“I’ll sleep downstairs on the blow up,” Sam says. “Let’s go for Chinese.” This trip has been a truly international experience. I don’t need food; I need quiet, but no way in hell am I staying in this Bates mansion alone.  “First I have to take my insulin,” he says. Once again, Sam pulls up the front of his shirt and shoots up. I look away and wish I hadn’t answered that fucking phone yesterday.

At the restaurant, Sam greets the waitresses, the cooks, and the tattooed patrons, “Nihao, ling ling.”  We sit under a neon light at a small wooden table with a wobbly leg. “Did you get a job yet?” he asks the sleek-haired waitress. “She’s an architect,” he says. “Liz is a famous writer.” Over lo mein and garlic eggplant with plain white sauce, he says between mouthfuls, “When I return the money to Neil, I am bringing it directly to him to place it in his hand. I’ll stay over.”

Please no, I think. “That’s a long trip,” I say.

“No, no, I am so grateful to him.” I’m already planning on not being home when Sam arrives.
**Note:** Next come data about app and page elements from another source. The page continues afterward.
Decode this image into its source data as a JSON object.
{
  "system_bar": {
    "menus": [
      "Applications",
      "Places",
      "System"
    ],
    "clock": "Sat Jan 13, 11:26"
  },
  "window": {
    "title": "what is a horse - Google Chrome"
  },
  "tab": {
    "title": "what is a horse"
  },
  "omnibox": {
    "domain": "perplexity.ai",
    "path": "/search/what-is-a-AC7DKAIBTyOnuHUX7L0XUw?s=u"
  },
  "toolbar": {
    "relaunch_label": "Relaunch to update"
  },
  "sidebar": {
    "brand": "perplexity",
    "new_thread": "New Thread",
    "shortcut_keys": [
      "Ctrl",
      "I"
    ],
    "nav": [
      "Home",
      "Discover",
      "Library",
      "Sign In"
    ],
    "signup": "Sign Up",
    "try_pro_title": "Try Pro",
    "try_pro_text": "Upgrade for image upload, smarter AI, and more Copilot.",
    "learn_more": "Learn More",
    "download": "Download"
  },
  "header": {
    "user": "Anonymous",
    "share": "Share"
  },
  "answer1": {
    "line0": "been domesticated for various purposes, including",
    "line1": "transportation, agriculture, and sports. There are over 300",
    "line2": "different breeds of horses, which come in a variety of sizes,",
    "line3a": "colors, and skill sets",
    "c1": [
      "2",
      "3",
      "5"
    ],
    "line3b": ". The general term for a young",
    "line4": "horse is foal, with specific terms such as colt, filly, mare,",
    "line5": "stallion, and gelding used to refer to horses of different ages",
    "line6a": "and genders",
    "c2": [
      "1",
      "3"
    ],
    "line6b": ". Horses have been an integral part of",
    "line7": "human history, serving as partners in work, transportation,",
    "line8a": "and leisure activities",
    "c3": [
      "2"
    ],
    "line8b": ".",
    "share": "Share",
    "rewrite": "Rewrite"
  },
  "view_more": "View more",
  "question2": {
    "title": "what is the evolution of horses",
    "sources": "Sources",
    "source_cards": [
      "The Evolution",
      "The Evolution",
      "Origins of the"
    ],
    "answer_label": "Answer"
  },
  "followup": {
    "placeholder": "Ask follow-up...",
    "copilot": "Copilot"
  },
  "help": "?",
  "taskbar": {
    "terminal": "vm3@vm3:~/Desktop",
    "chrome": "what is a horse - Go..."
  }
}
At 8 a.m., Sam is yelling up the stairs, “Are you coming to the flea market?  Bring your luggage. I’ll drop you at the ferry.”
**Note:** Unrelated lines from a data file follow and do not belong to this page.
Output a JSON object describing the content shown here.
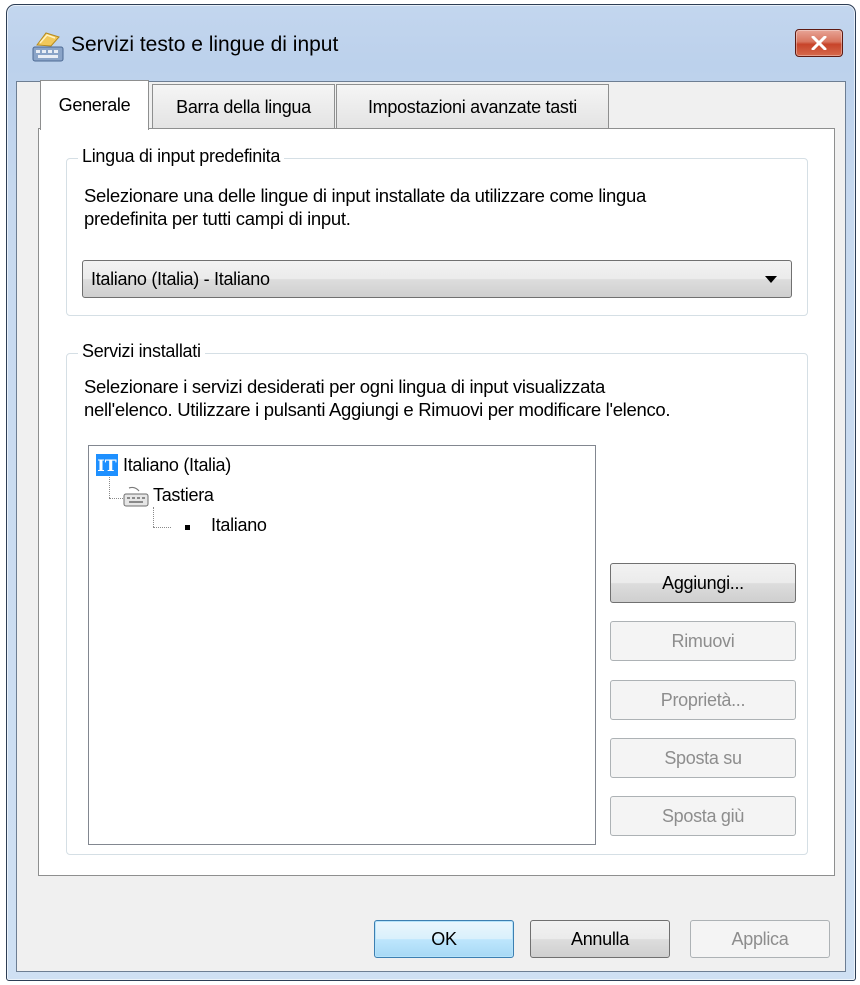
{
  "window": {
    "title": "Servizi testo e lingue di input"
  },
  "tabs": [
    {
      "label": "Generale",
      "active": true
    },
    {
      "label": "Barra della lingua",
      "active": false
    },
    {
      "label": "Impostazioni avanzate tasti",
      "active": false
    }
  ],
  "default_language": {
    "legend": "Lingua di input predefinita",
    "description_line1": "Selezionare una delle lingue di input installate da utilizzare come lingua",
    "description_line2": "predefinita per tutti campi di input.",
    "selected": "Italiano (Italia) - Italiano"
  },
  "installed_services": {
    "legend": "Servizi installati",
    "description_line1": "Selezionare i servizi desiderati per ogni lingua di input visualizzata",
    "description_line2": "nell'elenco. Utilizzare i pulsanti Aggiungi e Rimuovi per modificare l'elenco.",
    "tree": {
      "language_badge": "IT",
      "language": "Italiano (Italia)",
      "category": "Tastiera",
      "service": "Italiano"
    },
    "buttons": {
      "add": "Aggiungi...",
      "remove": "Rimuovi",
      "properties": "Proprietà...",
      "move_up": "Sposta su",
      "move_down": "Sposta giù"
    }
  },
  "footer": {
    "ok": "OK",
    "cancel": "Annulla",
    "apply": "Applica"
  },
  "icons": {
    "app": "text-services-icon",
    "close": "close-icon",
    "dropdown": "chevron-down-icon",
    "language": "language-badge-icon",
    "keyboard": "keyboard-icon"
  },
  "colors": {
    "close_button": "#c7442a",
    "language_badge": "#1e90ff",
    "default_button_border": "#3c7fb1"
  }
}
“Sam, I’m sure there’s a bus to the ferry, I don’t want to be a bother,” I yell back. I pray to the sweet Lord there’s a bus to the ferry, to anywhere. For an hour and a half, Sam cruises through the flea market, skimming over silver or other articles of possible value, talking to everyone as though they are family. He reminds me of Elwood P. Dowd, the beneficent drunk in Harvey, whose mother always said, “If you can’t be smart, be nice.”

“I’ve tried smart; nice works better,” Elwood advised.

As we approach the bus station to which a dealer directed us, Sam repeats that if there is no bus, he’d drive me to the ferry. Even though I still have two hours on a bus and another hour on the ferry, then another hour on another bus, I would sooner ride in a rickshaw even if I had to pull it myself rather than spend two more hours with Sam who is just trying to be nice, God damn it.

If I ever get to Martha’s Vineyard, I am supposed to meet friends there; I’m thinking of not contacting them and spending two weeks in total isolation. At the waiting area where I am reveling in the quiet, a young woman sitting on the bench next to me picks up my hat from the ground and says, “Hi, I think we’re taking the same bus.” I grab the hat from her hand without making eye contact and don’t even say thank you.

About the Author

Liz Dolan’s poetry manuscript, A Secret of Long Life, nominated for The Robert McGovern Publication Prize (Ashville University) and The Pushcart Prize, has been published by Cave Moon Press. Her first poetry collection, They Abide, was published by March Street Press. An eight-time Pushcart nominee and winner of Best of the Web, she was a finalist for Best of the Net 2014. She won The Nassau Review Writer Award for creative non-fiction in 2011 and the same prize for fiction in 2015. She has received fellowships from the Delaware Division of the Arts, The Atlantic Center for the Arts and Martha’s Vineyard. Liz serves on the poetry board of Philadelphia Stories. She is most grateful for her ten grandchildren who pepper her life and who live on the next block.